In April of 2015, a powerful earthquake shook north-central Nepal, causing one of the worst disasters in the area in more than 80 years. Thousands of people died and many more descended deeper into poverty due to the loss of livestock, crops, homes, and livelihoods. The Church of the Nazarene in Nepal has come alongside impacted families for the past seven years, helping them recover and heal from this traumatic event. Child development centers have become key hubs of support for children and families living in poverty. In addition to the educational outreach they provide to children, development centers serve as epicenters of compassionate ministry where parents and community members impacted by the earthquake connect and together take measures to improve their lives.
Suku Ram Tamang, 51, has benefited from the relationships and resources he has acquired through a self-help group connected to a child development center. As a husband and father of three children, Suku has struggled to provide for his family due to a chronic health condition that has plagued him for 16 years. Suku borrowed money to pay for his children’s schooling and the family’s home, but was unable to pay back the loan. The family bore a great deal of stress and anxiety over their financial hardship. A staff member at the center described Suku’s mental state. “He was often distressed imagining the worst future situation,” said the worker. “He worried a lot.”
At a very low point in his life, someone from the development center invited Suku to join a self-help group in which the members have established a group savings fund. The leader of the group met with Suku, encouraged him, and explained the financial support he could receive through the savings program.
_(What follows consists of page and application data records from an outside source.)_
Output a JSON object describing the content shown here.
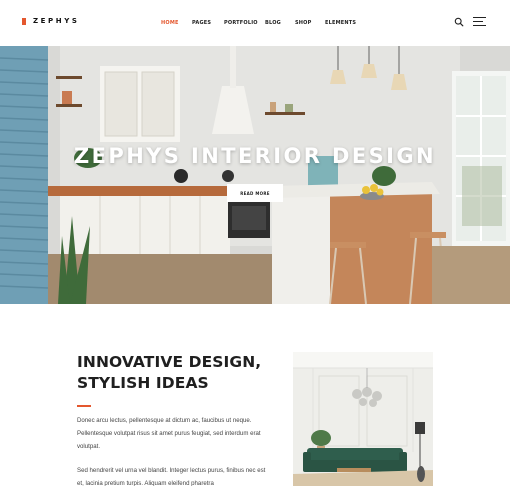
{
  "brand": {
    "name": "ZEPHYS",
    "accent_color": "#e4572e"
  },
  "nav": {
    "items": [
      {
        "label": "HOME",
        "active": true
      },
      {
        "label": "PAGES",
        "active": false
      },
      {
        "label": "PORTFOLIO",
        "active": false
      },
      {
        "label": "BLOG",
        "active": false
      },
      {
        "label": "SHOP",
        "active": false
      },
      {
        "label": "ELEMENTS",
        "active": false
      }
    ],
    "search_icon": "search-icon",
    "menu_icon": "hamburger-menu-icon"
  },
  "hero": {
    "title": "ZEPHYS INTERIOR DESIGN",
    "button_label": "READ MORE"
  },
  "content": {
    "heading_line1": "INNOVATIVE DESIGN,",
    "heading_line2": "STYLISH IDEAS",
    "para1_line1": "Donec arcu lectus, pellentesque at dictum ac, faucibus ut neque.",
    "para1_line2": "Pellentesque volutpat risus sit amet purus feugiat, sed interdum erat",
    "para1_line3": "volutpat.",
    "para2_line1": "Sed hendrerit vel urna vel blandit. Integer lectus purus, finibus nec est",
    "para2_line2": "et, lacinia pretium turpis. Aliquam eleifend pharetra"
  }
}
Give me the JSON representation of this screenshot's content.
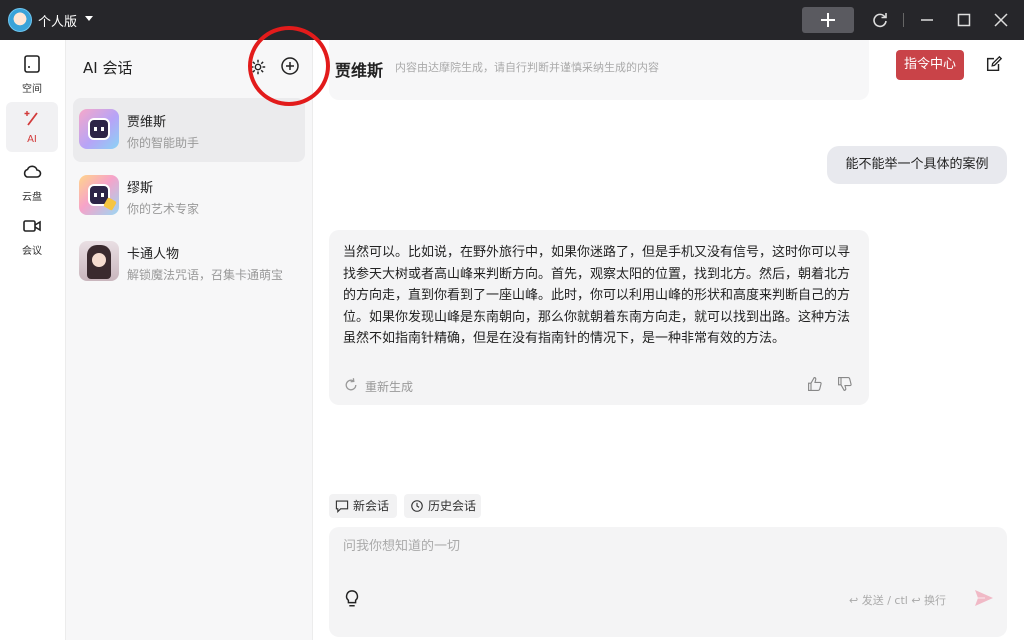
{
  "titlebar": {
    "plan_label": "个人版"
  },
  "nav": {
    "items": [
      {
        "label": "空间",
        "icon": "space-icon"
      },
      {
        "label": "AI",
        "icon": "ai-wand-icon",
        "active": true
      },
      {
        "label": "云盘",
        "icon": "cloud-icon"
      },
      {
        "label": "会议",
        "icon": "video-icon"
      }
    ]
  },
  "sessions": {
    "title": "AI 会话",
    "items": [
      {
        "name": "贾维斯",
        "desc": "你的智能助手",
        "active": true
      },
      {
        "name": "缪斯",
        "desc": "你的艺术专家"
      },
      {
        "name": "卡通人物",
        "desc": "解锁魔法咒语，召集卡通萌宝"
      }
    ]
  },
  "chat": {
    "assistant_name": "贾维斯",
    "disclaimer": "内容由达摩院生成，请自行判断并谨慎采纳生成的内容",
    "command_center": "指令中心",
    "user_message": "能不能举一个具体的案例",
    "ai_message": "当然可以。比如说，在野外旅行中，如果你迷路了，但是手机又没有信号，这时你可以寻找参天大树或者高山峰来判断方向。首先，观察太阳的位置，找到北方。然后，朝着北方的方向走，直到你看到了一座山峰。此时，你可以利用山峰的形状和高度来判断自己的方位。如果你发现山峰是东南朝向，那么你就朝着东南方向走，就可以找到出路。这种方法虽然不如指南针精确，但是在没有指南针的情况下，是一种非常有效的方法。",
    "regenerate": "重新生成",
    "new_chat": "新会话",
    "history": "历史会话",
    "input_placeholder": "问我你想知道的一切",
    "send_hint": "↩ 发送 / ctl ↩ 换行"
  },
  "colors": {
    "accent": "#c94348",
    "titlebar": "#26262a",
    "highlight_circle": "#e21b1b"
  }
}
Additionally, the leadership team connected Suku to health workers who taught him ways to cope with anxiety about his financial situation.
The savings group granted Suku 100,000 rupees (approximately 800 USD) to start a small grocery shop near his house. The group’s investment in Suku changed his outlook and his life. Over time, he reported feeling more positive about his family’s situation. On an average day he sells about 5,000 to 10,000 rupees of goods and groceries. He has added tea and snacks to his shop’s merchandise, and the business has experienced steady growth over time.
Suku’s wife and mother also expressed appreciation for the group’s investment and noted the emotional and spiritual support its members have provided Suku. The family paid back the loan, and even saved enough money for Suku’s wife to purchase materials for starting a small butcher business from their home.
After the initial emergency response to the earthquake, Nazarene Compassionate Ministries Nepal shifted its efforts to focus on long-term rehabilitation. As a result, six child development centers, multiple self-help groups, and agricultural training projects now operate with a mission to help people thrive educationally, nutritionally, financially, and spiritually.